Bjelkeman's travel notes

Travels with the cloud in my pocket.

VJNNS gravity fed water system at Narsipatnam

Where the women collect water before they get a VJNNS gravity fed water system.

Today we went to see three villages in the hills close to Narsipatnam together with the Argyham partner VJNNS. The purpose was to see villages which have the gravity fed water systems which the engineers at VJNNS have perfected, and also see the difference between villages which have had the systems installed for a number of years and those that have not.

The visit was incredibly inspiring and nearly overwhelming in the warmth of the reception. I will be posting some videos of this later and more photographs.


Filed under: Arghyam, Development aid, Hydrology, India, WASH technology

Watershed as the foundation to stand on

Abhijeet Kavthekar from WOTR is explaining about the Darewadi watershed project.

Today we visited a small watershed management area, Darewadi, which has been implemented by WOTR and the inhabitants of the villagers in the watershed. The project was implemented between 1996 and 2001.

The improvement of the ecosystem is visible to the naked eye and the groundwater level has risen from 6 meters depth to 3 meters. Villagers have managed to go from one crop per year to two or three crops. There is no need to bring in tankers for drinking water, there is less distress migration, the ecosystem is healthier, children spend more time in school, there is much better collaboration in the village, there is less soil erosion, over one hundred thousand trees and plants have been planted which soak up carbon dioxide (more than 95% of the trees survive today). The list just goes on and on.

The villagers have gone from selling 2 million Rs worth of agricultural products per year to nearly 12 million Rs. The total budget for the watershed work was 9 million Rs. In other words, after the work has been done, you earn back the investment every year. With a return like that you should be able to make a business case for this, rather than hunting hard to find grants.

Filed under: Development aid, Hydrology, India, Water management

Watershed Organisation Trust (WOTR)

Today we travelled to Pune, in the state of Maharashtra. Pune is about three hours drive from Mumbai. In Pune we are visiting the Watershed Organisation Trust. We first met the executive director, Dr Marcella D’Souza, and the co-founder of the trust, Crispino Lobo, at the World Water Forum conference in Istanbul last year. We got an overview of WOTR’s work and then travelled to their Darewadi Training Centre and also visited an ongoing watershed project with a tribal population in the nearby hills.

Filed under: Development aid, Hydrology, India, Water management

Stormwater management

Today and tomorrow I will be going with a university course from the University of Iowa, who are visiting a number of Arghyam’s partner organisations.

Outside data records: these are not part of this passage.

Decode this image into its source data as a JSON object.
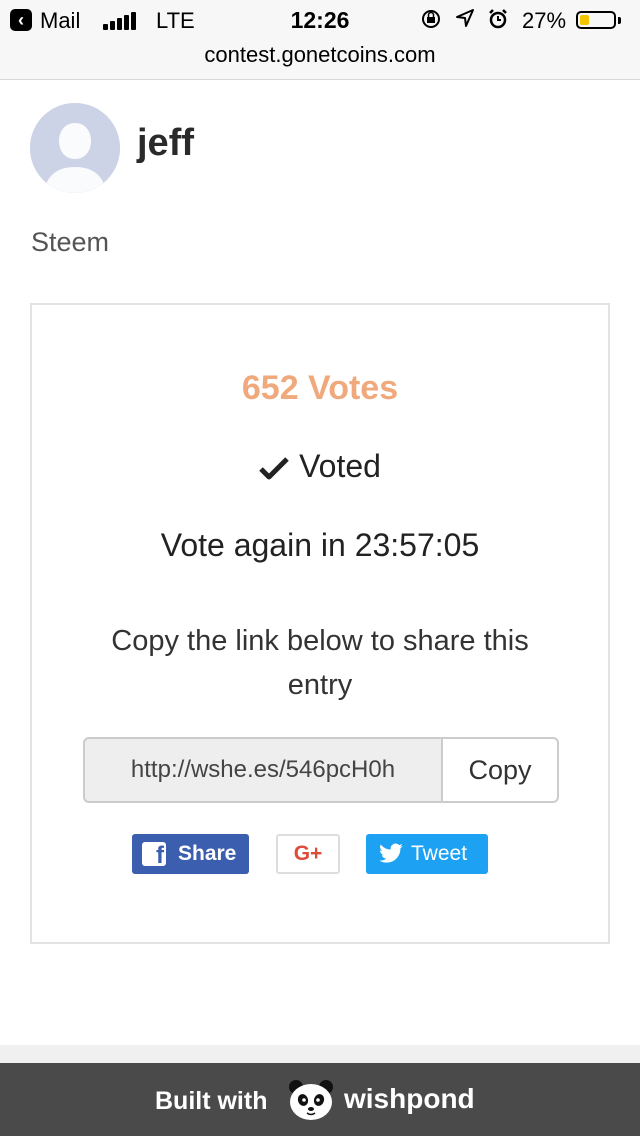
{
  "status_bar": {
    "back_app": "Mail",
    "carrier": "LTE",
    "time": "12:26",
    "battery_percent": "27%",
    "battery_level": 0.27,
    "icons": [
      "back-icon",
      "signal-icon",
      "rotation-lock-icon",
      "location-icon",
      "alarm-icon",
      "battery-icon"
    ]
  },
  "browser": {
    "url": "contest.gonetcoins.com"
  },
  "entry": {
    "username": "jeff",
    "category": "Steem",
    "votes": "652 Votes",
    "voted_label": "Voted",
    "vote_again": "Vote again in 23:57:05",
    "share_text": "Copy the link below to share this entry",
    "share_link": "http://wshe.es/546pcH0h",
    "copy_label": "Copy"
  },
  "share_buttons": {
    "facebook": "Share",
    "google": "G+",
    "twitter": "Tweet"
  },
  "footer": {
    "built_with": "Built with",
    "brand": "wishpond"
  },
  "colors": {
    "votes": "#f0a97c",
    "facebook": "#3b5eae",
    "twitter": "#1da1f2",
    "google": "#dd4b39",
    "footer": "#4a4a4a",
    "battery": "#f5c400"
  }
}
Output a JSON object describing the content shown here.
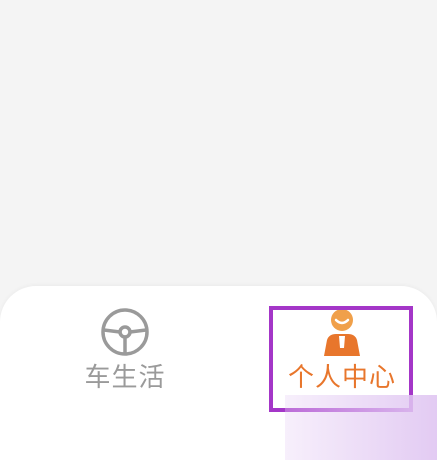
{
  "tabbar": {
    "tabs": [
      {
        "label": "车生活",
        "icon": "steering-wheel-icon",
        "color": "#9a9a9a",
        "active": false
      },
      {
        "label": "个人中心",
        "icon": "person-icon",
        "color": "#e8762c",
        "active": true
      }
    ]
  },
  "colors": {
    "background": "#f4f4f4",
    "tabbar": "#ffffff",
    "inactive": "#9a9a9a",
    "active": "#e8762c",
    "highlight": "#a436c8"
  }
}
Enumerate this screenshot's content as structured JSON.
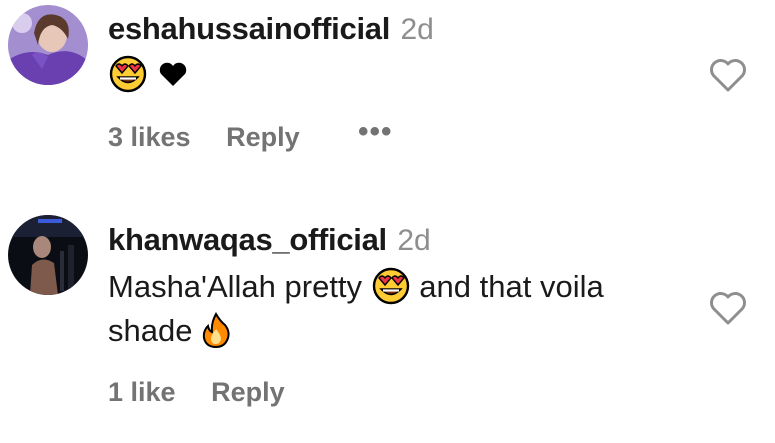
{
  "comments": [
    {
      "username": "eshahussainofficial",
      "time": "2d",
      "text": "",
      "emojis": [
        "heart-eyes-emoji",
        "black-heart-emoji"
      ],
      "likes": "3 likes",
      "reply": "Reply",
      "more": "•••"
    },
    {
      "username": "khanwaqas_official",
      "time": "2d",
      "text_part1": "Masha'Allah pretty",
      "text_part2": "and that voila",
      "text_part3": "shade",
      "emojis": [
        "heart-eyes-emoji",
        "fire-emoji"
      ],
      "likes": "1 like",
      "reply": "Reply"
    }
  ],
  "icons": {
    "like": "heart-outline-icon"
  },
  "colors": {
    "username": "#1a1a1a",
    "meta": "#8e8e8e",
    "action": "#737373"
  }
}
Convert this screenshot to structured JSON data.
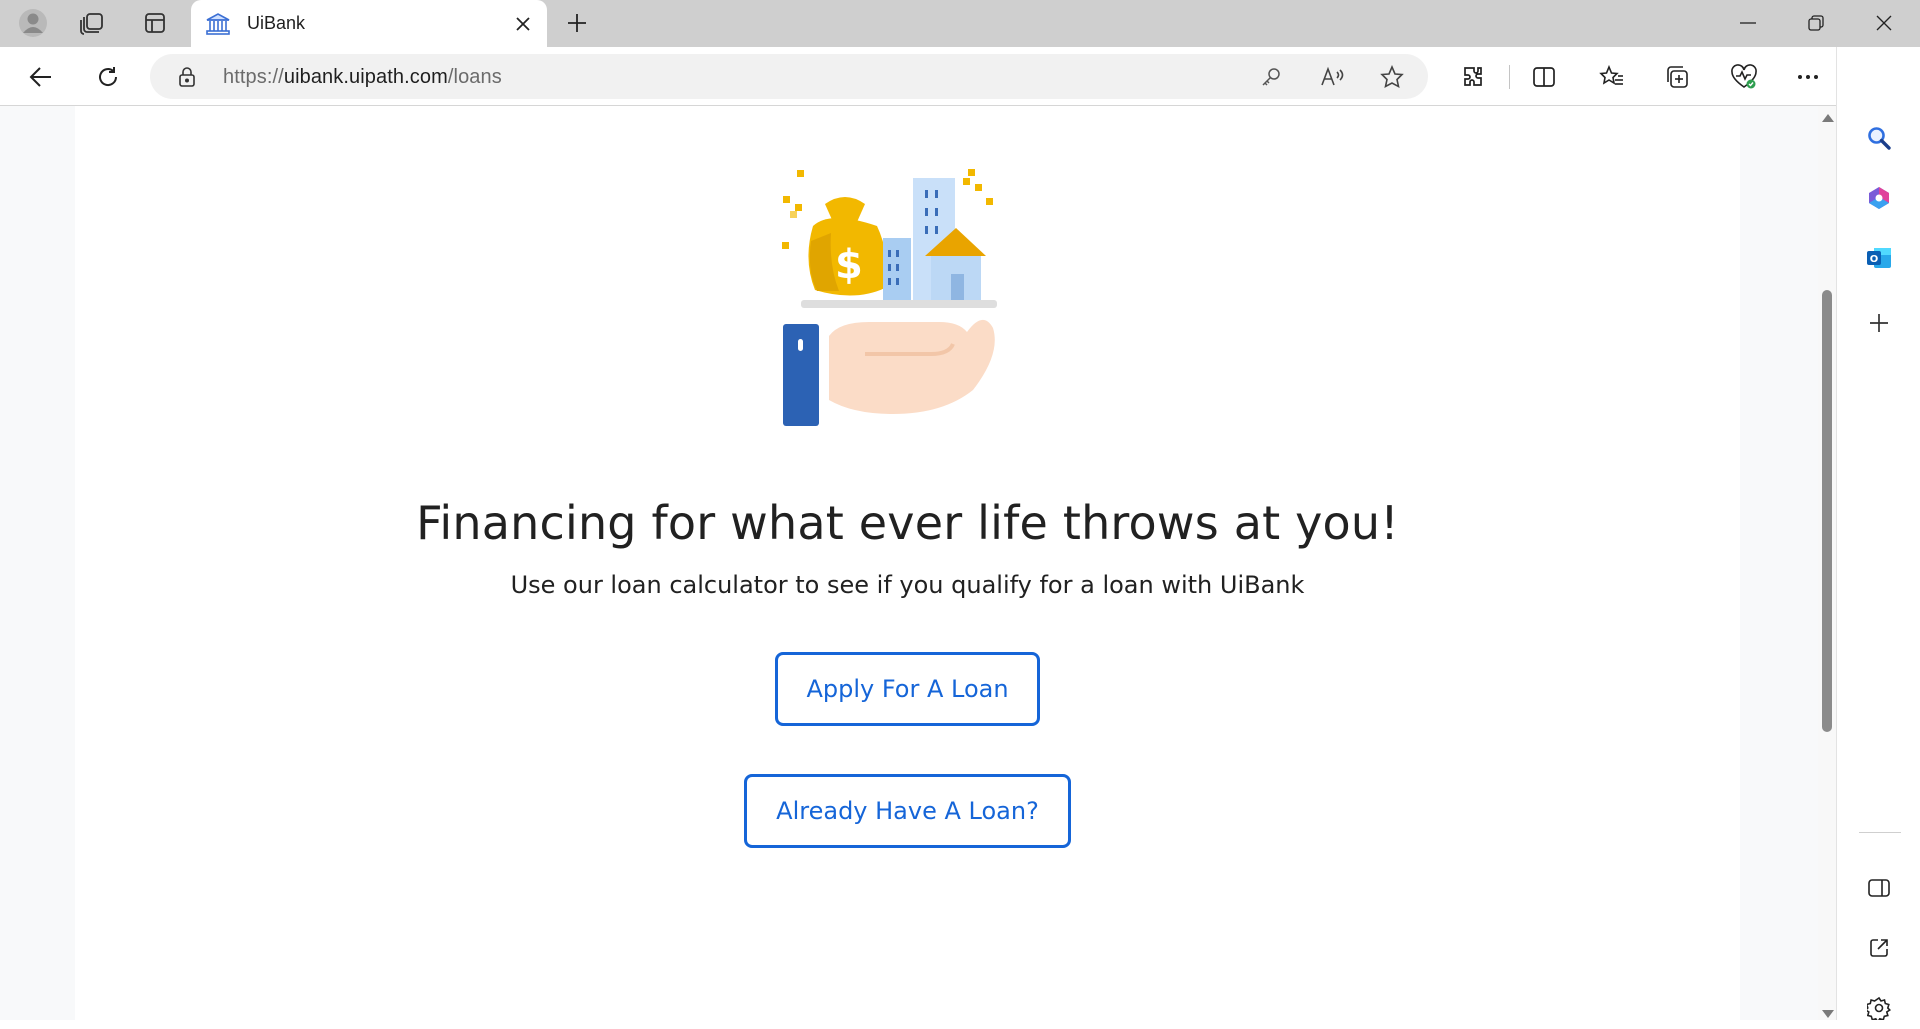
{
  "browser": {
    "tab": {
      "title": "UiBank",
      "favicon": "bank-icon"
    },
    "address_bar": {
      "url_prefix": "https://",
      "url_host": "uibank.uipath.com",
      "url_path": "/loans"
    },
    "toolbar_icons": [
      "back-icon",
      "refresh-icon",
      "lock-icon",
      "key-icon",
      "read-aloud-icon",
      "favorite-star-icon",
      "extensions-icon",
      "split-screen-icon",
      "favorites-icon",
      "collections-icon",
      "browser-essentials-icon",
      "more-icon",
      "bing-copilot-icon"
    ],
    "sidebar_icons": [
      "search-icon",
      "microsoft365-icon",
      "outlook-icon",
      "add-icon",
      "hide-sidebar-icon",
      "open-external-icon",
      "settings-icon"
    ]
  },
  "page": {
    "hero_image": "loan-hand-money-bag-buildings-illustration",
    "headline": "Financing for what ever life throws at you!",
    "subline": "Use our loan calculator to see if you qualify for a loan with UiBank",
    "buttons": {
      "apply": "Apply For A Loan",
      "existing": "Already Have A Loan?"
    }
  },
  "colors": {
    "accent": "#1565d8",
    "tabstrip": "#cfcfcf",
    "page_bg": "#f8f9fa"
  }
}
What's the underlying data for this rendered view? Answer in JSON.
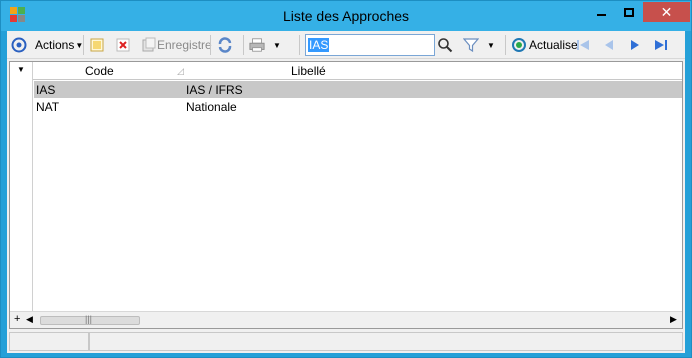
{
  "window": {
    "title": "Liste des Approches",
    "controls": [
      "minimize",
      "maximize",
      "close"
    ]
  },
  "toolbar": {
    "actions_label": "Actions",
    "save_label": "Enregistre",
    "refresh_label": "Actualise",
    "search_value": "IAS"
  },
  "grid": {
    "columns": [
      "Code",
      "Libellé"
    ],
    "rows": [
      {
        "code": "IAS",
        "label": "IAS / IFRS",
        "selected": true
      },
      {
        "code": "NAT",
        "label": "Nationale",
        "selected": false
      }
    ],
    "footer_plus": "+"
  },
  "icons": {
    "minimize": "minimize-icon",
    "maximize": "maximize-icon",
    "close": "close-icon"
  }
}
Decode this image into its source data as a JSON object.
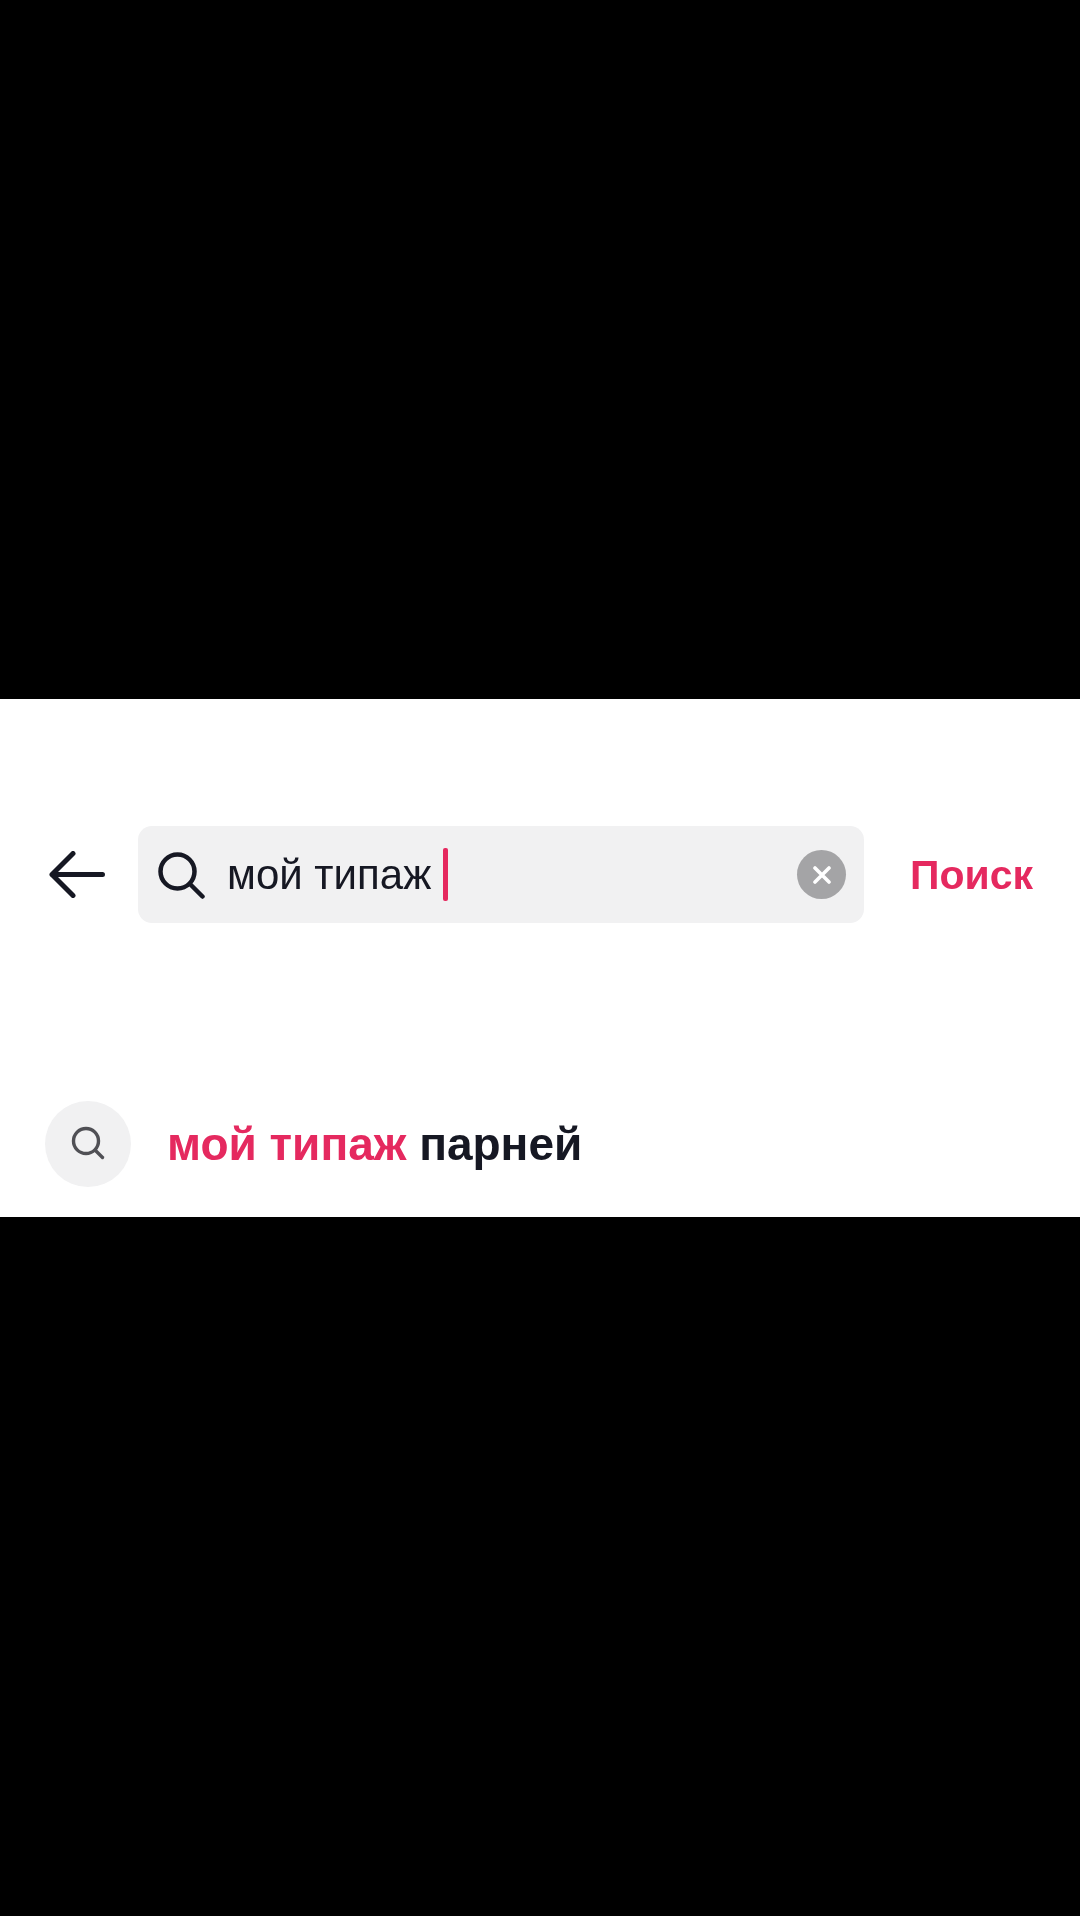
{
  "search_bar": {
    "value": "мой типаж",
    "focused": true
  },
  "search_button": {
    "label": "Поиск"
  },
  "suggestions": [
    {
      "matched": "мой типаж",
      "completion": "парней"
    }
  ]
}
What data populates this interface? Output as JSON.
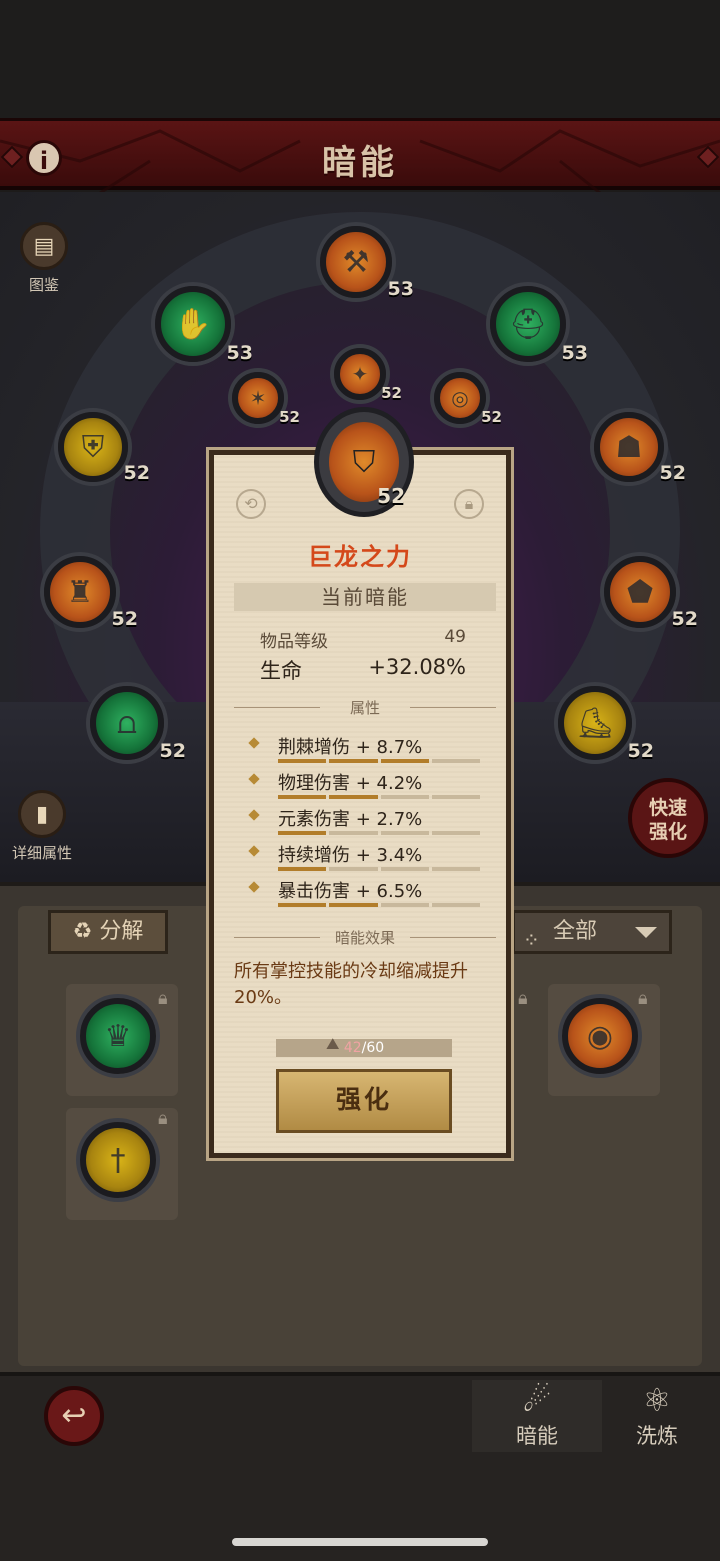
{
  "header": {
    "title": "暗能"
  },
  "side": {
    "codex_label": "图鉴",
    "details_label": "详细属性",
    "quick_enhance": "快速强化"
  },
  "slots": [
    {
      "level": "53",
      "color": "orange"
    },
    {
      "level": "53",
      "color": "green"
    },
    {
      "level": "53",
      "color": "green"
    },
    {
      "level": "52",
      "color": "orange"
    },
    {
      "level": "52",
      "color": "orange"
    },
    {
      "level": "52",
      "color": "orange"
    },
    {
      "level": "52",
      "color": "yellow"
    },
    {
      "level": "52",
      "color": "orange"
    },
    {
      "level": "52",
      "color": "orange"
    },
    {
      "level": "52",
      "color": "orange"
    },
    {
      "level": "52",
      "color": "green"
    },
    {
      "level": "52",
      "color": "yellow"
    }
  ],
  "toolbar": {
    "decompose": "分解",
    "filter": "全部"
  },
  "popup": {
    "item_level": "52",
    "name": "巨龙之力",
    "current_section": "当前暗能",
    "item_level_label": "物品等级",
    "item_level_value": "49",
    "main_stat_label": "生命",
    "main_stat_value": "+32.08%",
    "attr_header": "属性",
    "attributes": [
      {
        "text": "荆棘增伤 + 8.7%",
        "filled": 3
      },
      {
        "text": "物理伤害 + 4.2%",
        "filled": 2
      },
      {
        "text": "元素伤害 + 2.7%",
        "filled": 1
      },
      {
        "text": "持续增伤 + 3.4%",
        "filled": 1
      },
      {
        "text": "暴击伤害 + 6.5%",
        "filled": 2
      }
    ],
    "effect_header": "暗能效果",
    "effect_text": "所有掌控技能的冷却缩减提升20%。",
    "material_current": "42",
    "material_max": "/60",
    "enhance_label": "强化"
  },
  "bottom": {
    "tab_dark": "暗能",
    "tab_refine": "洗炼"
  },
  "colors": {
    "accent_red": "#d4481a",
    "banner": "#5a1414"
  }
}
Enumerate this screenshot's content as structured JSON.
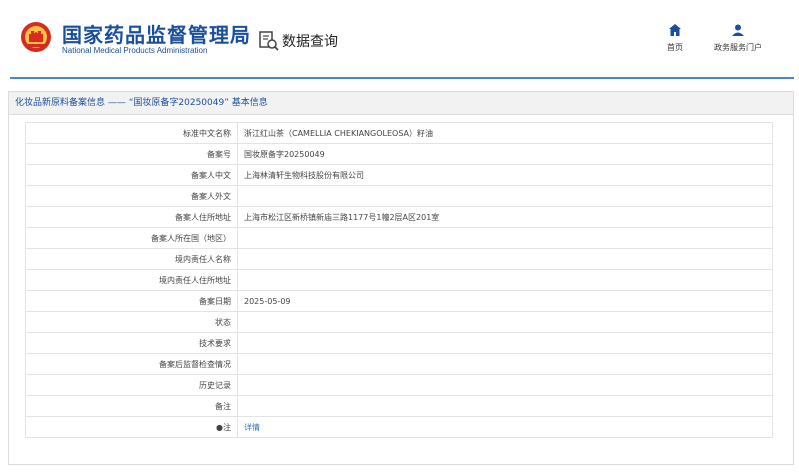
{
  "header": {
    "logo_cn": "国家药品监督管理局",
    "logo_en": "National Medical Products Administration",
    "data_query": "数据查询",
    "nav": {
      "home": "首页",
      "portal": "政务服务门户"
    }
  },
  "panel": {
    "title": "化妆品新原料备案信息 —— “国妆原备字20250049” 基本信息"
  },
  "rows": [
    {
      "label": "标准中文名称",
      "value": "浙江红山茶（CAMELLIA CHEKIANGOLEOSA）籽油"
    },
    {
      "label": "备案号",
      "value": "国妆原备字20250049"
    },
    {
      "label": "备案人中文",
      "value": "上海林清轩生物科技股份有限公司"
    },
    {
      "label": "备案人外文",
      "value": ""
    },
    {
      "label": "备案人住所地址",
      "value": "上海市松江区新桥镇新庙三路1177号1幢2层A区201室"
    },
    {
      "label": "备案人所在国（地区）",
      "value": ""
    },
    {
      "label": "境内责任人名称",
      "value": ""
    },
    {
      "label": "境内责任人住所地址",
      "value": ""
    },
    {
      "label": "备案日期",
      "value": "2025-05-09"
    },
    {
      "label": "状态",
      "value": ""
    },
    {
      "label": "技术要求",
      "value": ""
    },
    {
      "label": "备案后监督检查情况",
      "value": ""
    },
    {
      "label": "历史记录",
      "value": ""
    },
    {
      "label": "备注",
      "value": ""
    },
    {
      "label": "●注",
      "value": "详情"
    }
  ],
  "colors": {
    "brand": "#1a4f9c",
    "accent_line": "#4a86c8",
    "link": "#2b6fc2"
  }
}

Today we went to Rainbow Drive Layout in Bengaluru where we learned about how rain water harvesting can help a community who has borewells which are running dry. Also good rainwater harvesting and ground water recharge wells can be superb infrastructure to have when the monsoon is causing flooding in the neighbourhood. Managing communities of this type (Rainbow Drive is an affluent community) can be a real challenge and the gentleman who was managing the residence association showed a superb skill and parted with some very interesting advice on this subject.

Filed under: Arghyam, Hydrology, Water management

Integrated Urban Water Management

Today I attended a status meeting of the Integrated Urban Water Management (IUWM) programme which Arghyam are participating in for the town of Mulbagal in Kolar District of Karnataka. The programme has many participants, from the street level, where community participants are involved, to regional and state level. The programme has been running for about 20 months and it is considered a research and development project by Arghyam. According to Sunita Nadhamuni, the CEO of Arghyam, IUWM is practised in many towns in Europe, but most of the planning and implementation procedures are in-appropriate for Indian conditions, for many different reasons.

The most interesting thing I think the team and I learned today was the the hardest area for the programme to make good progress in was in communications. Communications between team and the community, between the team and the politicians and also, to some degree, within the team itself. We know how to measure water quality, we know how to build appropriate systems to solve problems, but to get buy-in from everyone who has a stake and agree on how things should be paid for etc. to ensure that a long term, sustainable solution is conceived is the major challenge. What one has learned from earlier efforts is that with communities where education levels are low, democratic participation and oversight weak and community engagement problematic, you easily end up with a solution which easily falls apart. Few pay services fees, nobody maintains wells, pipes or other technical systems, nobody cares about broken sewer pipes and soon you are back where you started.

In the end it is all about people and making people talk to each other. An interesting day.

Filed under: Arghyam, Hydrology, India, WASH technology, Water management

Large scale ecosystem restoration

My friend, John D. Liu, presenter in an incredibly impressive TV documentary from BBC World.

Degrading ecosystems is something which does not inspire hope. Lands nearly like moon landscapes, with nothing growing on them. They give you that feeling of despair, deep in the pit of your stomach. Until now.

For the last 15 years, my friend John Liu has been following the development on the Chinese loess plateau, where massive scale ecosystem restoration projects have been set in motion, to fantastic effect.

In this documentary John takes us to China, Ethiopia and to Rwanda, showing how degraded ecosystems are not a lost cause, but something we can actually fix. You must watch this video. Do it.

Filed under: Hydrology, India